→ Exercise: What you return should be every line of the material, unchanged.

##### Extracted entries

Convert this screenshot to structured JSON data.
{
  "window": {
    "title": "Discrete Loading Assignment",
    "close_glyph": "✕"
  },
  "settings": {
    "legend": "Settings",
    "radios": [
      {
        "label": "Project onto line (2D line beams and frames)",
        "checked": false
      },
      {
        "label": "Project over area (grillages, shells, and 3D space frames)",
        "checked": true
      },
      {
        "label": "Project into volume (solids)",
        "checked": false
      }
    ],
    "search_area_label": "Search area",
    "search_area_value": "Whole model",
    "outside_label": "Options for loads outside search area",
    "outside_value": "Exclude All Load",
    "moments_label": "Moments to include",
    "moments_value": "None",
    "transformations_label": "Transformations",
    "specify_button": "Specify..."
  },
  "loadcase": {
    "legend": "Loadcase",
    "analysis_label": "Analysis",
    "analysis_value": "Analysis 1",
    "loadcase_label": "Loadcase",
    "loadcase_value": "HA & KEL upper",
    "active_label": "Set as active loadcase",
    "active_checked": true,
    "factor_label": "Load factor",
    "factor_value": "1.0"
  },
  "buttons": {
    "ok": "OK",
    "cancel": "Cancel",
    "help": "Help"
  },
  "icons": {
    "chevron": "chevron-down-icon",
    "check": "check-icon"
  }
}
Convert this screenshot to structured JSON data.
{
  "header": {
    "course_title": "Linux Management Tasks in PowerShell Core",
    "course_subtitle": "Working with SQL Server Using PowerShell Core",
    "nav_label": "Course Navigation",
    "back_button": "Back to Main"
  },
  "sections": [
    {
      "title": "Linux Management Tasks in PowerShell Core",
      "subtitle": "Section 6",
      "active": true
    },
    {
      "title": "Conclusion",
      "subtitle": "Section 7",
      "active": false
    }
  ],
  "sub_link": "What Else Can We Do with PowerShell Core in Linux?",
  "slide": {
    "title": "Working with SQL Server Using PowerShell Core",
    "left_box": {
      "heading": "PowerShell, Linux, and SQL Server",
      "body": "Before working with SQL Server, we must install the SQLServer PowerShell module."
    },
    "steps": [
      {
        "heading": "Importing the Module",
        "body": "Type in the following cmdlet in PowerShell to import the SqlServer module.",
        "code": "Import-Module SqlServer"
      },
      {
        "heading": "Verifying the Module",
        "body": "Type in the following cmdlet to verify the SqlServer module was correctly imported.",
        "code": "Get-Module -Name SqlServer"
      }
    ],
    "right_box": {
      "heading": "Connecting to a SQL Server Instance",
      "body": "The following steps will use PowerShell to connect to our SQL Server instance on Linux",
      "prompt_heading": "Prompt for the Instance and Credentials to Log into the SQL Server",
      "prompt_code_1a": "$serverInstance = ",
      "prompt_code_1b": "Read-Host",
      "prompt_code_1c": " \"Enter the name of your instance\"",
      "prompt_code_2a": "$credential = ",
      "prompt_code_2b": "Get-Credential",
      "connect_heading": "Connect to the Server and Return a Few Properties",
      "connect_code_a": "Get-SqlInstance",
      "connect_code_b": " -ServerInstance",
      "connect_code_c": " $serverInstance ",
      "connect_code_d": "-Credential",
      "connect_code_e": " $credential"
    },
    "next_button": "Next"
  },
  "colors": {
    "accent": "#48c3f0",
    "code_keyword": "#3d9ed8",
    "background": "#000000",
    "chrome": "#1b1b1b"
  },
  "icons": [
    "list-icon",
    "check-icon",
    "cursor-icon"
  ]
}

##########

→ Response:
Convert this screenshot to structured JSON data.
{
  "window": {
    "title": "Discrete Loading Assignment",
    "close_glyph": "✕"
  },
  "settings": {
    "legend": "Settings",
    "radios": [
      {
        "label": "Project onto line (2D line beams and frames)",
        "checked": false
      },
      {
        "label": "Project over area (grillages, shells, and 3D space frames)",
        "checked": true
      },
      {
        "label": "Project into volume (solids)",
        "checked": false
      }
    ],
    "search_area_label": "Search area",
    "search_area_value": "Whole model",
    "outside_label": "Options for loads outside search area",
    "outside_value": "Exclude All Load",
    "moments_label": "Moments to include",
    "moments_value": "None",
    "transformations_label": "Transformations",
    "specify_button": "Specify..."
  },
  "loadcase": {
    "legend": "Loadcase",
    "analysis_label": "Analysis",
    "analysis_value": "Analysis 1",
    "loadcase_label": "Loadcase",
    "loadcase_value": "HA & KEL upper",
    "active_label": "Set as active loadcase",
    "active_checked": true,
    "factor_label": "Load factor",
    "factor_value": "1.0"
  },
  "buttons": {
    "ok": "OK",
    "cancel": "Cancel",
    "help": "Help"
  },
  "icons": {
    "chevron": "chevron-down-icon",
    "check": "check-icon"
  }
}
Convert this screenshot to structured JSON data.
{
  "header": {
    "course_title": "Linux Management Tasks in PowerShell Core",
    "course_subtitle": "Working with SQL Server Using PowerShell Core",
    "nav_label": "Course Navigation",
    "back_button": "Back to Main"
  },
  "sections": [
    {
      "title": "Linux Management Tasks in PowerShell Core",
      "subtitle": "Section 6",
      "active": true
    },
    {
      "title": "Conclusion",
      "subtitle": "Section 7",
      "active": false
    }
  ],
  "sub_link": "What Else Can We Do with PowerShell Core in Linux?",
  "slide": {
    "title": "Working with SQL Server Using PowerShell Core",
    "left_box": {
      "heading": "PowerShell, Linux, and SQL Server",
      "body": "Before working with SQL Server, we must install the SQLServer PowerShell module."
    },
    "steps": [
      {
        "heading": "Importing the Module",
        "body": "Type in the following cmdlet in PowerShell to import the SqlServer module.",
        "code": "Import-Module SqlServer"
      },
      {
        "heading": "Verifying the Module",
        "body": "Type in the following cmdlet to verify the SqlServer module was correctly imported.",
        "code": "Get-Module -Name SqlServer"
      }
    ],
    "right_box": {
      "heading": "Connecting to a SQL Server Instance",
      "body": "The following steps will use PowerShell to connect to our SQL Server instance on Linux",
      "prompt_heading": "Prompt for the Instance and Credentials to Log into the SQL Server",
      "prompt_code_1a": "$serverInstance = ",
      "prompt_code_1b": "Read-Host",
      "prompt_code_1c": " \"Enter the name of your instance\"",
      "prompt_code_2a": "$credential = ",
      "prompt_code_2b": "Get-Credential",
      "connect_heading": "Connect to the Server and Return a Few Properties",
      "connect_code_a": "Get-SqlInstance",
      "connect_code_b": " -ServerInstance",
      "connect_code_c": " $serverInstance ",
      "connect_code_d": "-Credential",
      "connect_code_e": " $credential"
    },
    "next_button": "Next"
  },
  "colors": {
    "accent": "#48c3f0",
    "code_keyword": "#3d9ed8",
    "background": "#000000",
    "chrome": "#1b1b1b"
  },
  "icons": [
    "list-icon",
    "check-icon",
    "cursor-icon"
  ]
}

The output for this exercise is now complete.